__Instructions to follow__
Please set down the entire listing exactly.

__Source information__

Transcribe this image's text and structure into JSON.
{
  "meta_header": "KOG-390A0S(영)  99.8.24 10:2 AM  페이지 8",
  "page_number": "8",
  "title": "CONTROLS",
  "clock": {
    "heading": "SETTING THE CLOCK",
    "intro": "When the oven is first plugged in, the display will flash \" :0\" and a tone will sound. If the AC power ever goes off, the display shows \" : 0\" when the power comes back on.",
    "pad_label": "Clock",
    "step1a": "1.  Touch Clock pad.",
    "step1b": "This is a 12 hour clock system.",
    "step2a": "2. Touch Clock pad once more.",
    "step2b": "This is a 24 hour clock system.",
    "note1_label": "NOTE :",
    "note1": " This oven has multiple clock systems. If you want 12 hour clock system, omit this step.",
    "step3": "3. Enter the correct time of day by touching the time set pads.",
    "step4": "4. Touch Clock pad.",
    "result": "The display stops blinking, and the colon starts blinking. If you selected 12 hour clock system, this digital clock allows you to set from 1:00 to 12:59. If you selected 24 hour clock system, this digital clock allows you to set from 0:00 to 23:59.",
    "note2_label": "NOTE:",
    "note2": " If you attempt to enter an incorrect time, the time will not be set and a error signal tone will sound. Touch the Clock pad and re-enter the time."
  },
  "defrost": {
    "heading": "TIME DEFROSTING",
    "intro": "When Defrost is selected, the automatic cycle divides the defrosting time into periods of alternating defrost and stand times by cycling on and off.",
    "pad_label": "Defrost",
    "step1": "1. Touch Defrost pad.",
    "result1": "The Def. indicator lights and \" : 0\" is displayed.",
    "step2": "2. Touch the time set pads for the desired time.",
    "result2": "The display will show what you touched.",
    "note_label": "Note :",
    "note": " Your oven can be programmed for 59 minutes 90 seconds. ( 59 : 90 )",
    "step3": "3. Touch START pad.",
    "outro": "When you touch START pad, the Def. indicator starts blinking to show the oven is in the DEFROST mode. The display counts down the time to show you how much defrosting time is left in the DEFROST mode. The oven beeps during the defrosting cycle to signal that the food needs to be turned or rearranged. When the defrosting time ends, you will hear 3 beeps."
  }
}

__Task response__
Transcribe this image's text and structure into JSON.
{
  "meta_header": "KOG-390A0S(영)  99.8.24 10:2 AM  페이지 8",
  "page_number": "8",
  "title": "CONTROLS",
  "clock": {
    "heading": "SETTING THE CLOCK",
    "intro": "When the oven is first plugged in, the display will flash \" :0\" and a tone will sound. If the AC power ever goes off, the display shows \" : 0\" when the power comes back on.",
    "pad_label": "Clock",
    "step1a": "1.  Touch Clock pad.",
    "step1b": "This is a 12 hour clock system.",
    "step2a": "2. Touch Clock pad once more.",
    "step2b": "This is a 24 hour clock system.",
    "note1_label": "NOTE :",
    "note1": " This oven has multiple clock systems. If you want 12 hour clock system, omit this step.",
    "step3": "3. Enter the correct time of day by touching the time set pads.",
    "step4": "4. Touch Clock pad.",
    "result": "The display stops blinking, and the colon starts blinking. If you selected 12 hour clock system, this digital clock allows you to set from 1:00 to 12:59. If you selected 24 hour clock system, this digital clock allows you to set from 0:00 to 23:59.",
    "note2_label": "NOTE:",
    "note2": " If you attempt to enter an incorrect time, the time will not be set and a error signal tone will sound. Touch the Clock pad and re-enter the time."
  },
  "defrost": {
    "heading": "TIME DEFROSTING",
    "intro": "When Defrost is selected, the automatic cycle divides the defrosting time into periods of alternating defrost and stand times by cycling on and off.",
    "pad_label": "Defrost",
    "step1": "1. Touch Defrost pad.",
    "result1": "The Def. indicator lights and \" : 0\" is displayed.",
    "step2": "2. Touch the time set pads for the desired time.",
    "result2": "The display will show what you touched.",
    "note_label": "Note :",
    "note": " Your oven can be programmed for 59 minutes 90 seconds. ( 59 : 90 )",
    "step3": "3. Touch START pad.",
    "outro": "When you touch START pad, the Def. indicator starts blinking to show the oven is in the DEFROST mode. The display counts down the time to show you how much defrosting time is left in the DEFROST mode. The oven beeps during the defrosting cycle to signal that the food needs to be turned or rearranged. When the defrosting time ends, you will hear 3 beeps."
  }
}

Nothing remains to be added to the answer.